* [Aim of the exercise]
Which lines of the listing below contain the word "desc"? Return them.

━━━ Exercise data

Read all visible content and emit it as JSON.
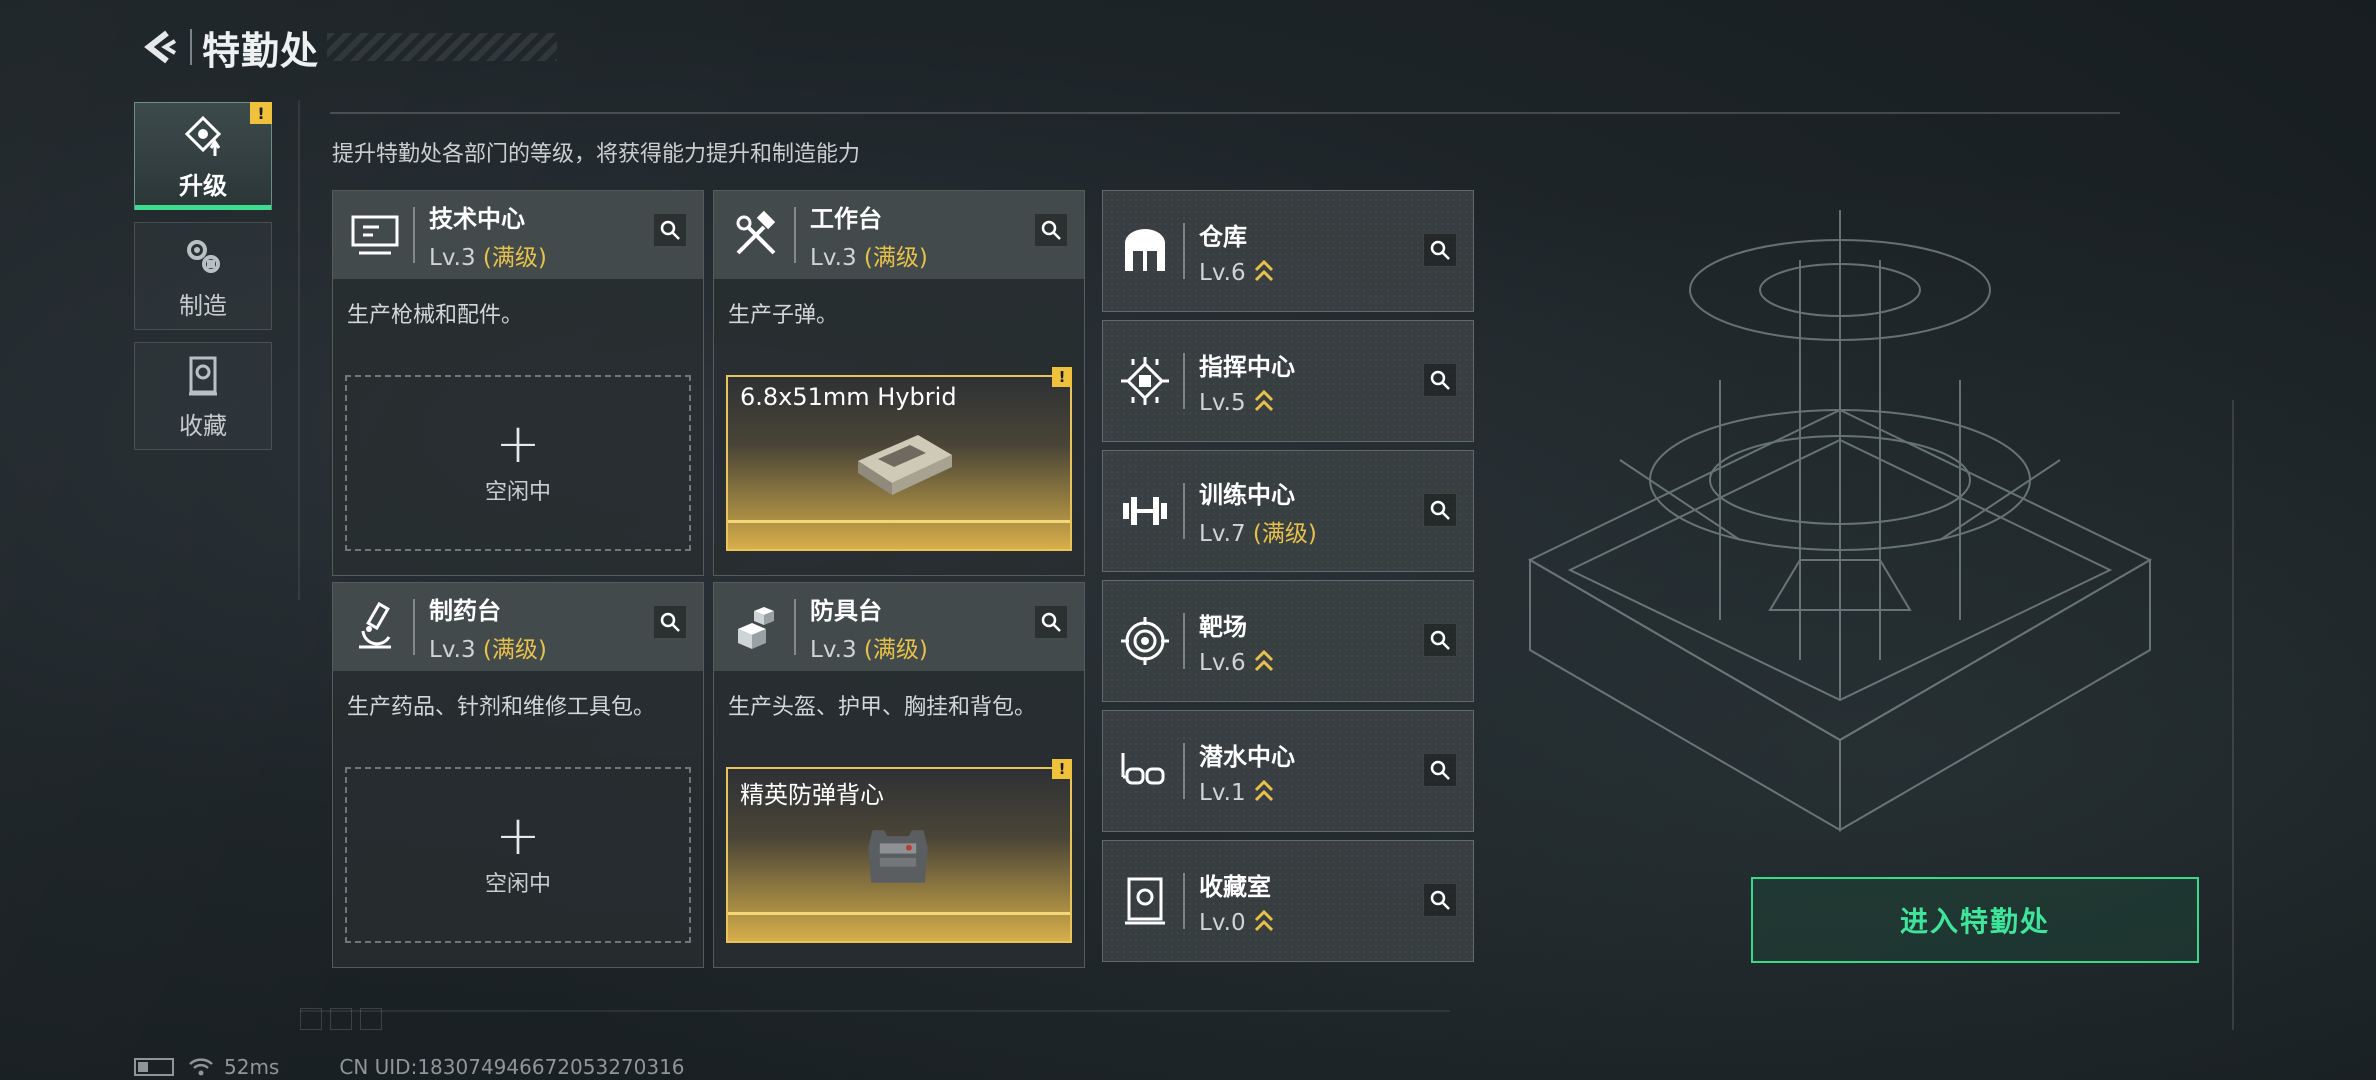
{
  "header": {
    "title": "特勤处"
  },
  "nav": {
    "items": [
      {
        "label": "升级",
        "icon": "upgrade-icon",
        "active": true,
        "alert": "!"
      },
      {
        "label": "制造",
        "icon": "gears-icon",
        "active": false
      },
      {
        "label": "收藏",
        "icon": "collection-icon",
        "active": false
      }
    ]
  },
  "subtitle": "提升特勤处各部门的等级，将获得能力提升和制造能力",
  "production": [
    {
      "name": "技术中心",
      "level": "Lv.3",
      "max": "(满级)",
      "desc": "生产枪械和配件。",
      "status": "空闲中",
      "icon": "monitor-icon"
    },
    {
      "name": "工作台",
      "level": "Lv.3",
      "max": "(满级)",
      "desc": "生产子弹。",
      "item": "6.8x51mm Hybrid",
      "alert": "!",
      "icon": "hammer-wrench-icon"
    },
    {
      "name": "制药台",
      "level": "Lv.3",
      "max": "(满级)",
      "desc": "生产药品、针剂和维修工具包。",
      "status": "空闲中",
      "icon": "microscope-icon"
    },
    {
      "name": "防具台",
      "level": "Lv.3",
      "max": "(满级)",
      "desc": "生产头盔、护甲、胸挂和背包。",
      "item": "精英防弹背心",
      "alert": "!",
      "icon": "boxes-icon"
    }
  ],
  "departments": [
    {
      "name": "仓库",
      "level": "Lv.6",
      "max": "",
      "icon": "warehouse-icon"
    },
    {
      "name": "指挥中心",
      "level": "Lv.5",
      "max": "",
      "icon": "chip-icon"
    },
    {
      "name": "训练中心",
      "level": "Lv.7",
      "max": "(满级)",
      "icon": "dumbbell-icon"
    },
    {
      "name": "靶场",
      "level": "Lv.6",
      "max": "",
      "icon": "target-icon"
    },
    {
      "name": "潜水中心",
      "level": "Lv.1",
      "max": "",
      "icon": "diving-mask-icon"
    },
    {
      "name": "收藏室",
      "level": "Lv.0",
      "max": "",
      "icon": "trophy-case-icon"
    }
  ],
  "enter_button": "进入特勤处",
  "footer": {
    "ping": "52ms",
    "uid": "CN UID:1830749466720532703​16"
  },
  "colors": {
    "accent_green": "#3ee59a",
    "gold": "#e8c14a",
    "alert_yellow": "#f0c23c"
  }
}
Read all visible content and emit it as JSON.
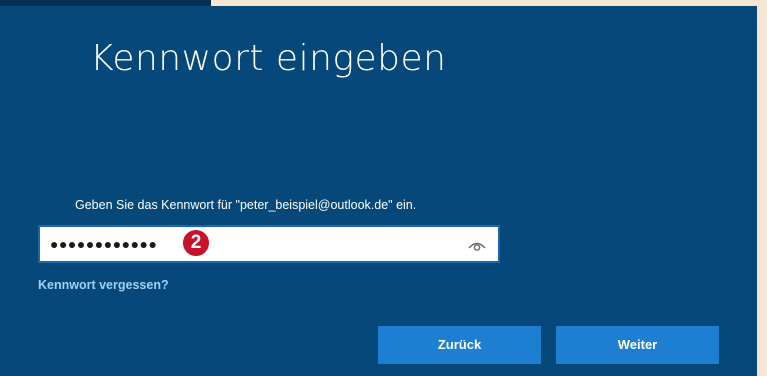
{
  "dialog": {
    "title": "Kennwort eingeben",
    "prompt": "Geben Sie das Kennwort für \"peter_beispiel@outlook.de\" ein.",
    "password_field": {
      "masked_value": "●●●●●●●●●●●●",
      "reveal_icon": "eye-icon"
    },
    "step_badge": "2",
    "forgot_link": "Kennwort vergessen?",
    "buttons": {
      "back_label": "Zurück",
      "next_label": "Weiter"
    }
  },
  "colors": {
    "dialog_background": "#054879",
    "button_background": "#1d7fd2",
    "link_color": "#9fd0f3",
    "badge_color": "#c8112a",
    "field_border": "#1c66ad",
    "page_background": "#f6e7d2"
  }
}
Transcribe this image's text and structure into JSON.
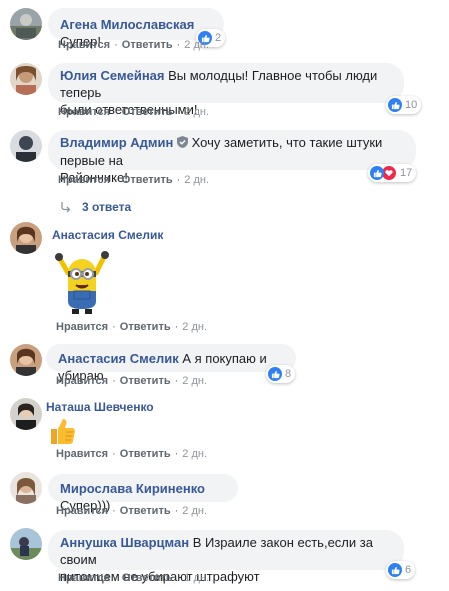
{
  "common": {
    "like_label": "Нравится",
    "reply_label": "Ответить",
    "separator": "·"
  },
  "comments": [
    {
      "author": "Агена Милославская",
      "text": "Супер!",
      "time": "2 дн.",
      "reactions": "2"
    },
    {
      "author": "Юлия Семейная",
      "text": "Вы молодцы! Главное чтобы люди теперь",
      "text2": "были ответственными!",
      "time": "2 дн.",
      "reactions": "10"
    },
    {
      "author": "Владимир Админ",
      "text": "Хочу заметить, что такие штуки первые на",
      "text2": "Райончике!",
      "time": "2 дн.",
      "reactions": "17"
    },
    {
      "author": "Анастасия Смелик",
      "time": "2 дн."
    },
    {
      "author": "Анастасия Смелик",
      "text": "А я покупаю и убираю",
      "time": "2 дн.",
      "reactions": "8"
    },
    {
      "author": "Наташа Шевченко",
      "time": "2 дн."
    },
    {
      "author": "Мирослава Кириненко",
      "text": "Супер)))",
      "time": "2 дн."
    },
    {
      "author": "Аннушка Шварцман",
      "text": "В Израиле закон есть,если за своим",
      "text2": "питомцем не убирают штрафуют",
      "time": "1 дн.",
      "reactions": "6"
    }
  ],
  "replies_link": "3 ответа",
  "colors": {
    "link": "#385898",
    "bubble": "#f2f3f5",
    "like": "#2e81f4",
    "love": "#f0284a"
  }
}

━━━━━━

* [Solution for this exercise]
      "desc": "生产枪械和配件。",
      "desc": "生产子弹。",
      "desc": "生产药品、针剂和维修工具包。",
      "desc": "生产头盔、护甲、胸挂和背包。",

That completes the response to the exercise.